From an impressive number of synonyms to a Bermuda Triangle analogy, UCSB’s “The Vagina Monologues and Herstories 2015” covers the vagina in no uncertain terms. Whether you’ve wondered what The Talk was like for other women or exactly what kind of moaner you are, this performance is the place to go this weekend.
In the course of two hours, the female persona is embodied in everything from formal gowns to corsets to adorable hair bows, with each woman passionately ready to explore what it means to have a vagina. The Vagina Monologues began as the original work of Eve Ensler in 1996, but has garnered attention on college campuses nationwide. The script gives voice to females from 6 to 72 years old, and covers experiences of womanhood in between.
Talking about vaginas isn’t easy. Many of the monologues discuss ways in which vaginas have been abused. Though interspersed with more lighthearted matters, such as poop jokes or teddy bears, the monologues show that the history of vaginas has not been a pretty one. Out of concern for the well-being of their audience, directors Kirsten Nygaard and Becca Gilbert made sure that trigger warnings are outlined in the program. Additionally, the Women’s Center staff will be at the event for any audience member who needs extra attention. Attending this performance is meant to be both a powerful and safe experience for all.

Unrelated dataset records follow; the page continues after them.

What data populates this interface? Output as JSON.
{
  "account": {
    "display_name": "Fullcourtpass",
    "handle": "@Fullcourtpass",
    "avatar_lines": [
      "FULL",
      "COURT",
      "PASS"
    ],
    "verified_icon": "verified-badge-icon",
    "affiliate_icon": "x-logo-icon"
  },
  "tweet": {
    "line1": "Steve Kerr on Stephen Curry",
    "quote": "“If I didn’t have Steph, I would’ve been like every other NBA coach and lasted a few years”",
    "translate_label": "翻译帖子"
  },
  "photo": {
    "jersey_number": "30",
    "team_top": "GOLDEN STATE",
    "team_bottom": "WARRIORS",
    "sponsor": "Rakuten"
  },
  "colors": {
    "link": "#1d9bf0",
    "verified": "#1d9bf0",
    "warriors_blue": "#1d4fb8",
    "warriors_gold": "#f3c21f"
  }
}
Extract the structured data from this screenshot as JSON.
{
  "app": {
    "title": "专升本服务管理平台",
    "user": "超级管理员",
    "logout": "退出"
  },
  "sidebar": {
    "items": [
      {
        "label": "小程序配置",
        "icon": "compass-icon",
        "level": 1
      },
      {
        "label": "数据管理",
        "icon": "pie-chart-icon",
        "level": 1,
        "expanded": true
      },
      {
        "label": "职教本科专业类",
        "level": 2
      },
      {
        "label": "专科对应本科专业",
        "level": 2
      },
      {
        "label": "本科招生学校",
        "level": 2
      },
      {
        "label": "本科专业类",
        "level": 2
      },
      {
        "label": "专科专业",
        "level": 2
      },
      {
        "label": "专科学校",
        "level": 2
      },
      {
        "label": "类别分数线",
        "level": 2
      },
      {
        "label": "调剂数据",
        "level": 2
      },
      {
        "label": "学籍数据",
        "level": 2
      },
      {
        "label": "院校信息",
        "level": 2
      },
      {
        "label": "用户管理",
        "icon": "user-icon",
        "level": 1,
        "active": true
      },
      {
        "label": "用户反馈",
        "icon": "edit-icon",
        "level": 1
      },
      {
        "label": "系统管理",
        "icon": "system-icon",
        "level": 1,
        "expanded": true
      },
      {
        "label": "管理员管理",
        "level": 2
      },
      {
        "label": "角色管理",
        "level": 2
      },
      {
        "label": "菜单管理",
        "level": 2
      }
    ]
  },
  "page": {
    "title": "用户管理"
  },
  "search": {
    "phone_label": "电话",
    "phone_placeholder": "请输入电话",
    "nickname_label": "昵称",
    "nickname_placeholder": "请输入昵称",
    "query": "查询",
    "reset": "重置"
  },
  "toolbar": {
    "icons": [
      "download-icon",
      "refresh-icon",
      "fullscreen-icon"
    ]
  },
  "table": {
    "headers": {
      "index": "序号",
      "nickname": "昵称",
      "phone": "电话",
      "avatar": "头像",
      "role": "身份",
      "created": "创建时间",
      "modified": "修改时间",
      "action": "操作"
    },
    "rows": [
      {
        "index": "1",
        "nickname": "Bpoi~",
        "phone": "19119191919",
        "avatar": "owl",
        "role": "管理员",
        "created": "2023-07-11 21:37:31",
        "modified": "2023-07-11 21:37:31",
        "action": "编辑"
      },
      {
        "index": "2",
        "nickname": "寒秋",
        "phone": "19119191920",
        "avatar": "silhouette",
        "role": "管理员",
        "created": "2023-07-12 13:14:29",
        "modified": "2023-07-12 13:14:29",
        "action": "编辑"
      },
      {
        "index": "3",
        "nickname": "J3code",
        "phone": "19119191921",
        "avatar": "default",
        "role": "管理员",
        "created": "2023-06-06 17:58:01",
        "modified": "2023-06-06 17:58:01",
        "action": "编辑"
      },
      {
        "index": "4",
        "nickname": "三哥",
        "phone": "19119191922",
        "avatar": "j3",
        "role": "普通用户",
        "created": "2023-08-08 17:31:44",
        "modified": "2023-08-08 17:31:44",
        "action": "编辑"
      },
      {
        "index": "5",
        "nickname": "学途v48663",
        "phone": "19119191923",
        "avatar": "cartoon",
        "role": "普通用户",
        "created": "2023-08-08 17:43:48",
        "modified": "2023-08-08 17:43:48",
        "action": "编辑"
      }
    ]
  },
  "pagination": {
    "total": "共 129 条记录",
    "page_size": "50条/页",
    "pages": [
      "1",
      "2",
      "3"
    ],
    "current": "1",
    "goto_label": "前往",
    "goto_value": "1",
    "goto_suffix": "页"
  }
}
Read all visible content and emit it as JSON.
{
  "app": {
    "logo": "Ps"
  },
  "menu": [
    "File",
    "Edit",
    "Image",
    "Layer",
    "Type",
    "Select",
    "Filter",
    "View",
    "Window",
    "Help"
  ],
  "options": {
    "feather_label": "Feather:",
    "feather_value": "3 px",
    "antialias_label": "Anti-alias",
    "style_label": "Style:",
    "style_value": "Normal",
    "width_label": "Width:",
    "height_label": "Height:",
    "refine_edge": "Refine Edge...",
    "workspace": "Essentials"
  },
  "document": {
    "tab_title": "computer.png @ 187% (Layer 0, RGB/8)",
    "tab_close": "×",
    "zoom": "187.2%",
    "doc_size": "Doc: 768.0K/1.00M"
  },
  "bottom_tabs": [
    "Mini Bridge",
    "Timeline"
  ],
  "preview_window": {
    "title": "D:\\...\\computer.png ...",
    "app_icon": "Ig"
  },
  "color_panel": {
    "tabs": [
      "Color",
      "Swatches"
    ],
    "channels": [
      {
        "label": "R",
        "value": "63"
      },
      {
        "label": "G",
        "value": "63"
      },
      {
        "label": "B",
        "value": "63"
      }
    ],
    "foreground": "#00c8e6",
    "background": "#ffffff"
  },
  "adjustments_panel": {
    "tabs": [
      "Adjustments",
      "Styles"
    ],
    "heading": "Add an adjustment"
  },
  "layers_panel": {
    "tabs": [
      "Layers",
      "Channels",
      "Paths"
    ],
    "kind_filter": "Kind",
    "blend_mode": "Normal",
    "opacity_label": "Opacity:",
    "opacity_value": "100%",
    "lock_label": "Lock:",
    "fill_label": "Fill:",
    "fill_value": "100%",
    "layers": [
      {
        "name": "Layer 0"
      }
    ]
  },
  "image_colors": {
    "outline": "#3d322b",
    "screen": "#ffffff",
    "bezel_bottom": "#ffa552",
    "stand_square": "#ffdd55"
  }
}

“The heart is capable of sacrifice. So is the vagina,” fourth-year film & media studies major Josephine Amos performed. Her monologue about birth communicated both the power and frailty of the vagina. With near-horror in her face, she described the ugly, blood-filled trials the vagina undergoes to bring life. But in the end, Amos paused in wonder at this beautiful power of the female body which bleeds life into this beautiful world.
Second-year feminist studies and theatre double major Alessandra Albanese makes her UCSB acting debut in this performance with her original Herstory, “Warrior.” Albanese drew inspiration for her monologue — a message to a potential daughter — from the pervasive loneliness she perceives as a symptom of feeling unloved.
“I would want [my child] to know without a doubt that there is at least one person who cares about them more than any other person in the world. I don’t think that’s a message that is limited to kids, though, and so I’m trying to share this message with anyone who wants to listen,” Albanese said.
Herstories are original monologues written by UCSB’s student body that give Ensler’s wide-reaching stories a personalized edge. The combination of the two story sets makes the female voice particularly relevant to the Isla Vista and UCSB communities.
As a whole, the performance is at times jarring. It is more forward and blunt about the reality of the female sex organ than most are used to. But that’s sort of the point. “
The Vagina Monologues was originally written as a response to a widespread cultural silence on women’s vaginas,” Albanese said. That cultural silence persists today, and without such a forward response, the silence will continue.
“The Vagina Monologues and Herstories” performs on Friday Feb. 27 at 8 p.m., and on Saturday Feb. 28 at both 2 p.m. and 8 p.m. in Campbell Hall. Tickets are $10, with all proceeds going to the Santa Barbara Rape Crisis Center and One Billion Rising. Tickets can be purchased from cast members (TIP: search for a vagina costume in the Arbor), the A.S. ticket office and at the door.